> _RECORDS SUPPLIED_
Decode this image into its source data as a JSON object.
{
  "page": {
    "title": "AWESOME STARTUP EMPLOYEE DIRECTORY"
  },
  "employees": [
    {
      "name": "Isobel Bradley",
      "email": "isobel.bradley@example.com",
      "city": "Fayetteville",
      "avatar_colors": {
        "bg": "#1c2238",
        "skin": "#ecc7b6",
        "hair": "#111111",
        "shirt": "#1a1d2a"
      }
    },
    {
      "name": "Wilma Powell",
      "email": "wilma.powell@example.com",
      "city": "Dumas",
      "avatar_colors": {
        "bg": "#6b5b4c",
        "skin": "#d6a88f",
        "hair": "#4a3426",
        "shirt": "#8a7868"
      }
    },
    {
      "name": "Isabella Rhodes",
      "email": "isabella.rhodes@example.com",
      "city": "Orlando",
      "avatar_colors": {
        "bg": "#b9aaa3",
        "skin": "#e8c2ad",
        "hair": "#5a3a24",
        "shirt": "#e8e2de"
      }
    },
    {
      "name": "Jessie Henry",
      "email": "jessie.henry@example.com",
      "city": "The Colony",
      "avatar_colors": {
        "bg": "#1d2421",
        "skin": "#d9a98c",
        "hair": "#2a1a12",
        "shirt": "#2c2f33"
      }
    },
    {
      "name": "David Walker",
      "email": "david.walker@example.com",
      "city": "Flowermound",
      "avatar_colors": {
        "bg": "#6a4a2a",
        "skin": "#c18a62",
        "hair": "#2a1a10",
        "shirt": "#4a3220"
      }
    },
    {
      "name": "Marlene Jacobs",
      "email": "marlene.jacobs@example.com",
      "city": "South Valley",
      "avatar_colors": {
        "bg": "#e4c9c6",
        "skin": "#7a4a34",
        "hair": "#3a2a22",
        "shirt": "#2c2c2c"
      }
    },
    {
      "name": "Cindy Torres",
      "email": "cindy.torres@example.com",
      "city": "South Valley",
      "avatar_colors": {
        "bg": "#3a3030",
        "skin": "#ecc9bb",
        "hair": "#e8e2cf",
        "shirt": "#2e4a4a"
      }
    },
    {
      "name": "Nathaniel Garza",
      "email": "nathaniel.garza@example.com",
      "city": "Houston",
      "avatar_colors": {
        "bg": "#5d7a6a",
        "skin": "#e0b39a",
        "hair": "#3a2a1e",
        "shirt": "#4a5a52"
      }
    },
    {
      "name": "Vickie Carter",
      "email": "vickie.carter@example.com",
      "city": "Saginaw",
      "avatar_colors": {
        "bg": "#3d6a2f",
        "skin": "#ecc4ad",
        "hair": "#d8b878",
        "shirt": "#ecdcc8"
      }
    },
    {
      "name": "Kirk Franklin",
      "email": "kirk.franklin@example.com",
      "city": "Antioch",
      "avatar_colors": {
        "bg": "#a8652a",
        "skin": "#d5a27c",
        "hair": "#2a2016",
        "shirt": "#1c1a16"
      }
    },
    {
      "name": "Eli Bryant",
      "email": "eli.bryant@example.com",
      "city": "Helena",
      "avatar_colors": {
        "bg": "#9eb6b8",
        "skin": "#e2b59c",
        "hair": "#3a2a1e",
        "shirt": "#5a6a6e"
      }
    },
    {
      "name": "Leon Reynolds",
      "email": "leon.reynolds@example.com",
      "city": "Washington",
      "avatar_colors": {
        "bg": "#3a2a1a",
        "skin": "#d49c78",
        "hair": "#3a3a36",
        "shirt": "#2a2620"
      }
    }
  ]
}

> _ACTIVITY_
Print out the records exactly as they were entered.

> _REPLY_
Decode this image into its source data as a JSON object.
{
  "page": {
    "title": "AWESOME STARTUP EMPLOYEE DIRECTORY"
  },
  "employees": [
    {
      "name": "Isobel Bradley",
      "email": "isobel.bradley@example.com",
      "city": "Fayetteville",
      "avatar_colors": {
        "bg": "#1c2238",
        "skin": "#ecc7b6",
        "hair": "#111111",
        "shirt": "#1a1d2a"
      }
    },
    {
      "name": "Wilma Powell",
      "email": "wilma.powell@example.com",
      "city": "Dumas",
      "avatar_colors": {
        "bg": "#6b5b4c",
        "skin": "#d6a88f",
        "hair": "#4a3426",
        "shirt": "#8a7868"
      }
    },
    {
      "name": "Isabella Rhodes",
      "email": "isabella.rhodes@example.com",
      "city": "Orlando",
      "avatar_colors": {
        "bg": "#b9aaa3",
        "skin": "#e8c2ad",
        "hair": "#5a3a24",
        "shirt": "#e8e2de"
      }
    },
    {
      "name": "Jessie Henry",
      "email": "jessie.henry@example.com",
      "city": "The Colony",
      "avatar_colors": {
        "bg": "#1d2421",
        "skin": "#d9a98c",
        "hair": "#2a1a12",
        "shirt": "#2c2f33"
      }
    },
    {
      "name": "David Walker",
      "email": "david.walker@example.com",
      "city": "Flowermound",
      "avatar_colors": {
        "bg": "#6a4a2a",
        "skin": "#c18a62",
        "hair": "#2a1a10",
        "shirt": "#4a3220"
      }
    },
    {
      "name": "Marlene Jacobs",
      "email": "marlene.jacobs@example.com",
      "city": "South Valley",
      "avatar_colors": {
        "bg": "#e4c9c6",
        "skin": "#7a4a34",
        "hair": "#3a2a22",
        "shirt": "#2c2c2c"
      }
    },
    {
      "name": "Cindy Torres",
      "email": "cindy.torres@example.com",
      "city": "South Valley",
      "avatar_colors": {
        "bg": "#3a3030",
        "skin": "#ecc9bb",
        "hair": "#e8e2cf",
        "shirt": "#2e4a4a"
      }
    },
    {
      "name": "Nathaniel Garza",
      "email": "nathaniel.garza@example.com",
      "city": "Houston",
      "avatar_colors": {
        "bg": "#5d7a6a",
        "skin": "#e0b39a",
        "hair": "#3a2a1e",
        "shirt": "#4a5a52"
      }
    },
    {
      "name": "Vickie Carter",
      "email": "vickie.carter@example.com",
      "city": "Saginaw",
      "avatar_colors": {
        "bg": "#3d6a2f",
        "skin": "#ecc4ad",
        "hair": "#d8b878",
        "shirt": "#ecdcc8"
      }
    },
    {
      "name": "Kirk Franklin",
      "email": "kirk.franklin@example.com",
      "city": "Antioch",
      "avatar_colors": {
        "bg": "#a8652a",
        "skin": "#d5a27c",
        "hair": "#2a2016",
        "shirt": "#1c1a16"
      }
    },
    {
      "name": "Eli Bryant",
      "email": "eli.bryant@example.com",
      "city": "Helena",
      "avatar_colors": {
        "bg": "#9eb6b8",
        "skin": "#e2b59c",
        "hair": "#3a2a1e",
        "shirt": "#5a6a6e"
      }
    },
    {
      "name": "Leon Reynolds",
      "email": "leon.reynolds@example.com",
      "city": "Washington",
      "avatar_colors": {
        "bg": "#3a2a1a",
        "skin": "#d49c78",
        "hair": "#3a3a36",
        "shirt": "#2a2620"
      }
    }
  ]
}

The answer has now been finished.